In this guest blog post Evelyn O’Donnell from Glasgow City Council describes some highlights and some early learning points from a two-day study visit to Paris for members of the Glasgow Participatory Budgeting Collaborative Action Research group, supported by What Works Scotland.
In this guest blog post Coryn Barclay, Julie Dickson, and David McGrath from Fife Council reflect on what they learned from a fact-finding visit to Paris to look at how participatory budgeting is being delivered in an international context. The study trip was supported by What Works Scotland.
Report and resources from a collaborative action research inquiry in Fife which examined data about welfare sanctions and how it can be used to support people who are at risk of or receive a benefit sanction. Fife is one of the four case sites where What Works Scotland has worked with community planning partnerships using collaborative action research for public service reform.

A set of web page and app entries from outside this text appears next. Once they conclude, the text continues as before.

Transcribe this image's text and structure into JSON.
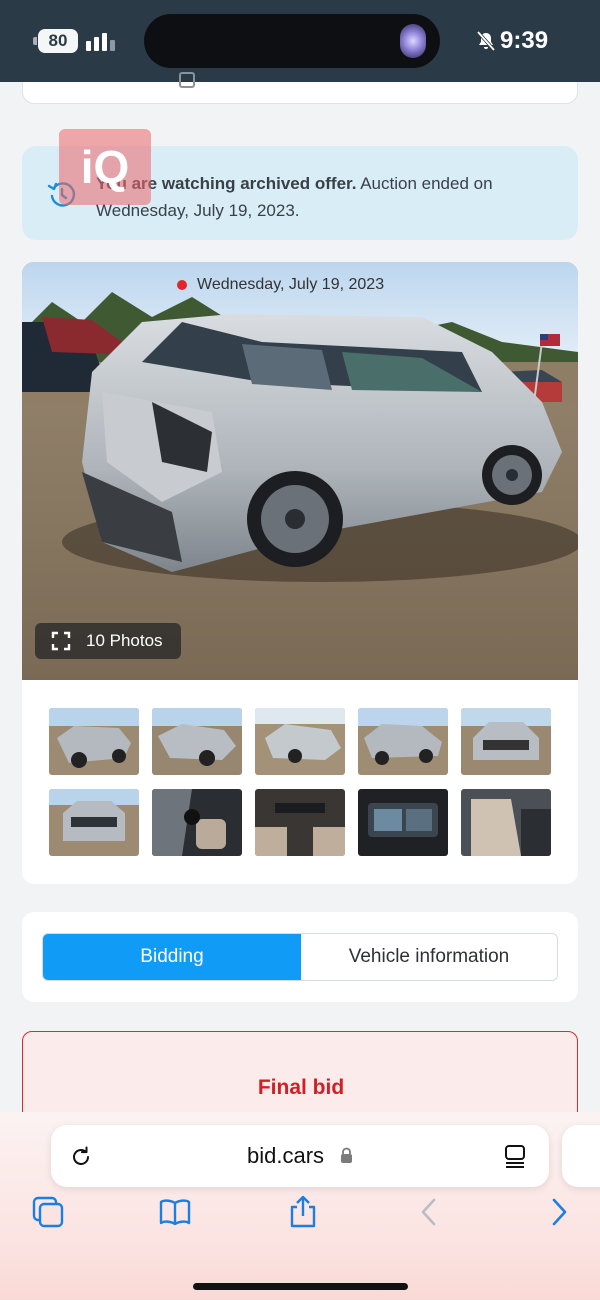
{
  "status_bar": {
    "battery": "80",
    "time": "9:39",
    "icons": [
      "signal-bars-icon",
      "flashlight-icon",
      "bell-slash-icon"
    ]
  },
  "notice": {
    "bold_text": "You are watching archived offer.",
    "rest_text": " Auction ended on Wednesday, July 19, 2023.",
    "icon": "history-icon",
    "watermark": "iQ",
    "background": "#d9edf6"
  },
  "gallery": {
    "date": "Wednesday, July 19, 2023",
    "photos_button": "10 Photos",
    "thumbnail_count": 10,
    "dot_color": "#e1262c"
  },
  "tabs": {
    "items": [
      {
        "label": "Bidding",
        "active": true
      },
      {
        "label": "Vehicle information",
        "active": false
      }
    ],
    "accent": "#109bf6"
  },
  "final_bid": {
    "title": "Final bid",
    "color": "#d21f25"
  },
  "browser": {
    "url": "bid.cars",
    "icons": [
      "reload-icon",
      "lock-icon",
      "reader-icon",
      "tabs-icon",
      "bookmarks-icon",
      "share-icon",
      "back-icon",
      "forward-icon"
    ]
  }
}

A guide intended to assist practitioners in a wide range of public service organisations to extend their practical skills to design collaborative action research projects that engage a broad constituency and encourage the involvement of colleagues who are less familiar with the approach.
Working paper that aims to remove the confusion surrounding what place-based approaches are, the rationales behind their use, the development of this approach to public service reform in Scotland and the future challenges presented by austerity and welfare reform.

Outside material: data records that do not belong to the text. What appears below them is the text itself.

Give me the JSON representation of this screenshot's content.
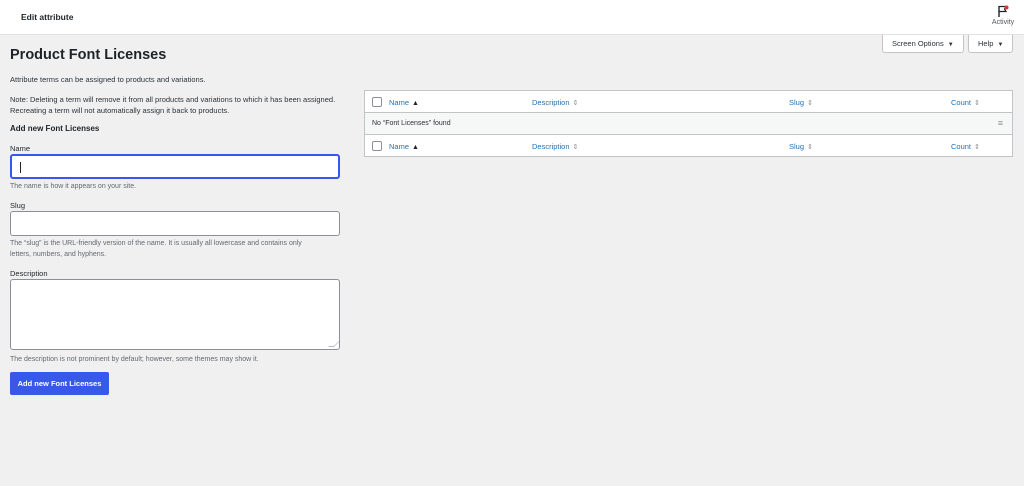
{
  "topbar": {
    "title": "Edit attribute",
    "activity_label": "Activity"
  },
  "buttons": {
    "screen_options": "Screen Options",
    "help": "Help",
    "caret": "▼"
  },
  "page": {
    "title": "Product Font Licenses",
    "intro": "Attribute terms can be assigned to products and variations.",
    "note_line1": "Note: Deleting a term will remove it from all products and variations to which it has been assigned.",
    "note_line2": "Recreating a term will not automatically assign it back to products."
  },
  "form": {
    "heading": "Add new Font Licenses",
    "name_label": "Name",
    "name_value": "",
    "name_desc": "The name is how it appears on your site.",
    "slug_label": "Slug",
    "slug_value": "",
    "slug_desc_line1": "The “slug” is the URL-friendly version of the name. It is usually all lowercase and contains only",
    "slug_desc_line2": "letters, numbers, and hyphens.",
    "description_label": "Description",
    "description_value": "",
    "description_desc": "The description is not prominent by default; however, some themes may show it.",
    "submit_label": "Add new Font Licenses"
  },
  "table": {
    "columns": [
      {
        "label": "Name",
        "sort": "▲"
      },
      {
        "label": "Description",
        "sort": "⇕"
      },
      {
        "label": "Slug",
        "sort": "⇕"
      },
      {
        "label": "Count",
        "sort": "⇕"
      }
    ],
    "empty_message": "No “Font Licenses” found",
    "row_menu_icon": "≡"
  },
  "colors": {
    "accent": "#3858e9",
    "link": "#2271b1",
    "background": "#f0f0f1"
  }
}
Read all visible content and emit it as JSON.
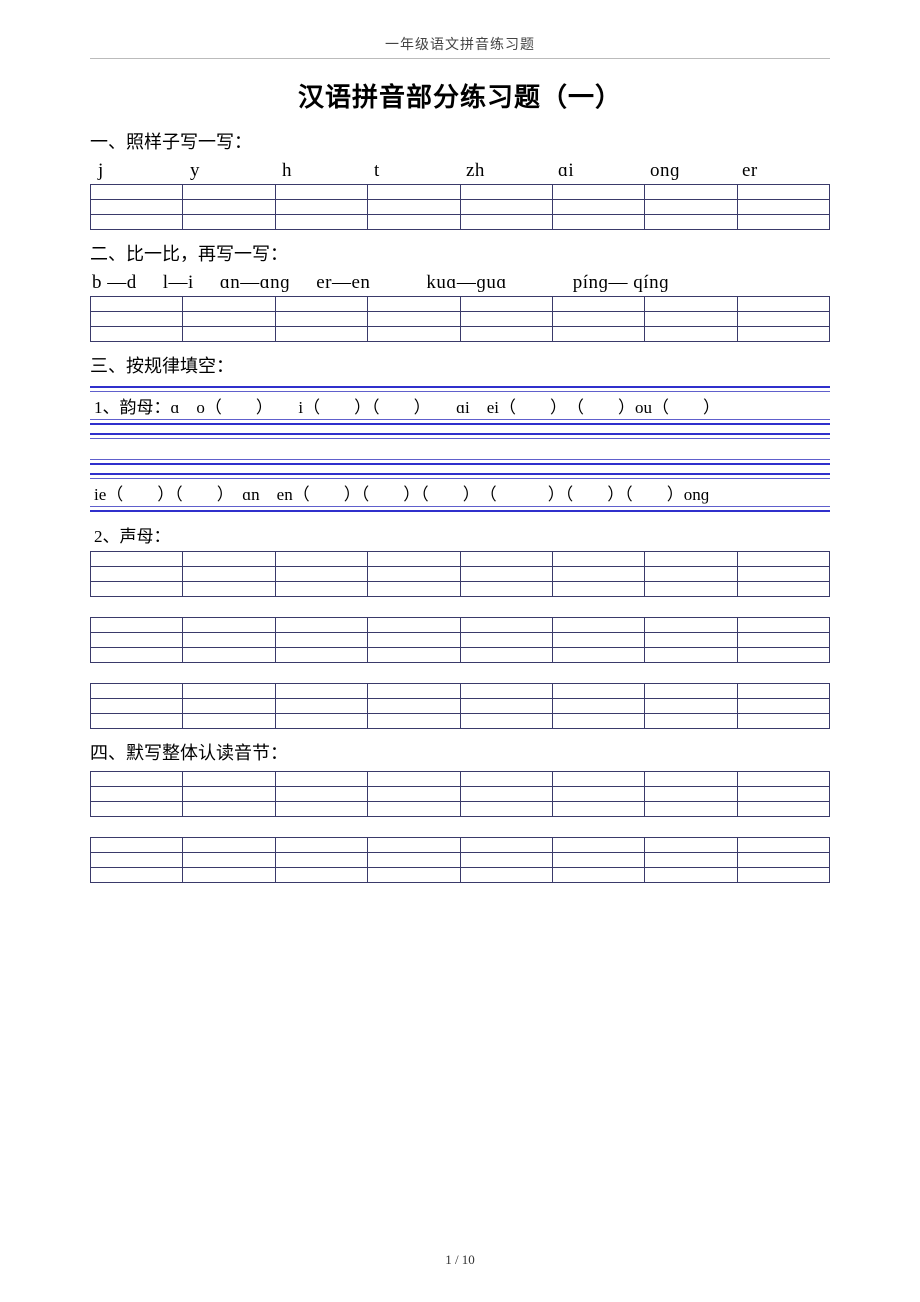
{
  "header": "一年级语文拼音练习题",
  "title": "汉语拼音部分练习题（一）",
  "section1": {
    "heading": "一、照样子写一写：",
    "items": [
      "j",
      "y",
      "h",
      "t",
      "zh",
      "ɑi",
      "onɡ",
      "er"
    ]
  },
  "section2": {
    "heading": "二、比一比，再写一写：",
    "items": [
      "b —d",
      "l—i",
      "ɑn—ɑnɡ",
      "er—en",
      "kuɑ—ɡuɑ",
      "pínɡ— qínɡ"
    ]
  },
  "section3": {
    "heading": "三、按规律填空：",
    "line1": "1、韵母：ɑ　o（　　）　　i（　　）（　　）　　ɑi　ei（　　）　（　　）ou（　　）",
    "line2": "ie（　　）（　　）　ɑn　en（　　）（　　）（　　）　（　　　）（　　）（　　）onɡ",
    "sub2": "2、声母："
  },
  "section4": {
    "heading": "四、默写整体认读音节："
  },
  "footer": "1 / 10"
}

Co-produced report that illustrates 10 key issues for the practice of collaborative and inquiring approaches to partnership working for health and social care integration. These are from the Beyond Action Learning project in Aberdeenshire which used an ‘action learning set’ approach.

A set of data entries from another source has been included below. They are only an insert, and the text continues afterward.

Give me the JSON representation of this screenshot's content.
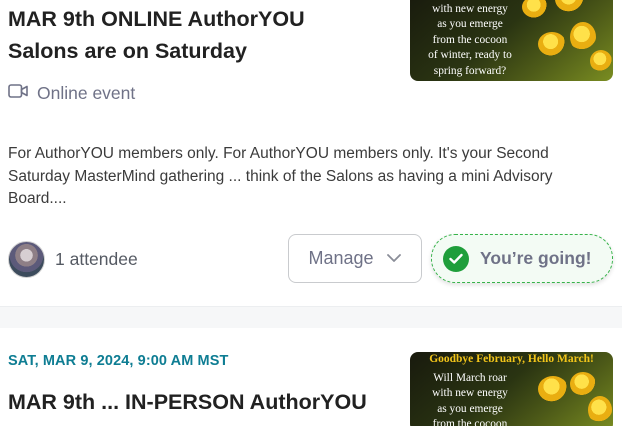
{
  "events": [
    {
      "title_line1": "MAR 9th ONLINE AuthorYOU",
      "title_line2": "Salons are on Saturday",
      "location_type": "Online event",
      "location_icon": "video-camera-icon",
      "description": "For AuthorYOU members only. For AuthorYOU members only. It's your Second Saturday MasterMind gathering ... think of the Salons as having a mini Advisory Board....",
      "attendees_label": "1 attendee",
      "manage_label": "Manage",
      "going_label": "You’re going!",
      "image_text": [
        "with new energy",
        "as you emerge",
        "from the cocoon",
        "of winter, ready to",
        "spring forward?"
      ]
    },
    {
      "date": "SAT, MAR 9, 2024, 9:00 AM MST",
      "title_line1": "MAR 9th ... IN-PERSON AuthorYOU",
      "image_heading": "Goodbye February, Hello March!",
      "image_text": [
        "Will March roar",
        "with new energy",
        "as you emerge",
        "from the cocoon"
      ]
    }
  ],
  "colors": {
    "accent_teal": "#0e7d93",
    "going_green": "#1f9e3b",
    "muted_text": "#6f7287"
  }
}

Report of the first collaborative action research retreat for representatives from Aberdeenshire, Fife, Glasgow and West Dunbartonshire – our case site partners – and the What Works Scotland team, held in June 2015.
This working paper describes the approach followed by the What Works Scotland team in carrying out a ‘mini-inquiry’ exercise to develop the What Works Scotland collaborative action research framework.
Report from a national collaborative learning event for the practitioners from the community planning partnerships in the four What Works Scotland case sites: Aberdeenshire, Fife, Glasgow and West Dunbartonshire. It describes the purpose, the activities, and the shared learning from the event, held in February 2016.
This report ‘scopes’ or explores the discussions across a Collaborative Learning Day in Aberdeenshire as a group of approximately 40 people from public, third/community and research sectors in sought to think further about what it means to put ‘Christie’ into action.